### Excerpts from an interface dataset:
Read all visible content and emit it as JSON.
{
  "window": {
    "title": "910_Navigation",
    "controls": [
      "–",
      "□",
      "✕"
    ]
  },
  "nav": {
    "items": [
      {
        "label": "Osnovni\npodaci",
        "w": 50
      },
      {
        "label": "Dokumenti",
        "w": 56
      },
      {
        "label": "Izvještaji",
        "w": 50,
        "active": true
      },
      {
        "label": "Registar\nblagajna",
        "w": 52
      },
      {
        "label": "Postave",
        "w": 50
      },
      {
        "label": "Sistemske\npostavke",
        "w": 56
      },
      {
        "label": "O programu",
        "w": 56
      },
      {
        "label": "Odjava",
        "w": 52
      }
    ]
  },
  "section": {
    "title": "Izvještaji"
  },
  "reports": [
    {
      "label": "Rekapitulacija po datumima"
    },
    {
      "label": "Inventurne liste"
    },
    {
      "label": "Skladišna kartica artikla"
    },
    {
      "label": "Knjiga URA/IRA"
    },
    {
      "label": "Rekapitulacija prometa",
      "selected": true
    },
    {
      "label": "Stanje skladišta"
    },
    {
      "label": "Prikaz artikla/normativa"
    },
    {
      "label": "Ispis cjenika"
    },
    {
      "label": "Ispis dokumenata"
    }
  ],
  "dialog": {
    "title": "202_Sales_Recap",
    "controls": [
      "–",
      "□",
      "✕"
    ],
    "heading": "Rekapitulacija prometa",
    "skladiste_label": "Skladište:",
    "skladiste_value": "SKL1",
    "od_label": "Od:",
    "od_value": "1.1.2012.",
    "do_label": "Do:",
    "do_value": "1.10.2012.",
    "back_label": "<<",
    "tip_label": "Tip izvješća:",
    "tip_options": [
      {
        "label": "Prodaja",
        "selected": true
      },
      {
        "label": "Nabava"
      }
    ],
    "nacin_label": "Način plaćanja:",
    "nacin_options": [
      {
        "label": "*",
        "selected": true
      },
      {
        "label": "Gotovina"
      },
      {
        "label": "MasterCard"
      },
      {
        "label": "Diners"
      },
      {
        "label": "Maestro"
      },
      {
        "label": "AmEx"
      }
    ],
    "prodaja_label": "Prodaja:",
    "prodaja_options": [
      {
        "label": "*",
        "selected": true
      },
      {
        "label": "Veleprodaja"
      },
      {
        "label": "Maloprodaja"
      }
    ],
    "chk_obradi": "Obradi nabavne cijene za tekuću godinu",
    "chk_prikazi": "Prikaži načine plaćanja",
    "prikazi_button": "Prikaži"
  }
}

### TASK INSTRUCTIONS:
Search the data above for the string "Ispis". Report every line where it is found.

### RESPONSE:
      "label": "Ispis cjenika"
      "label": "Ispis dokumenata"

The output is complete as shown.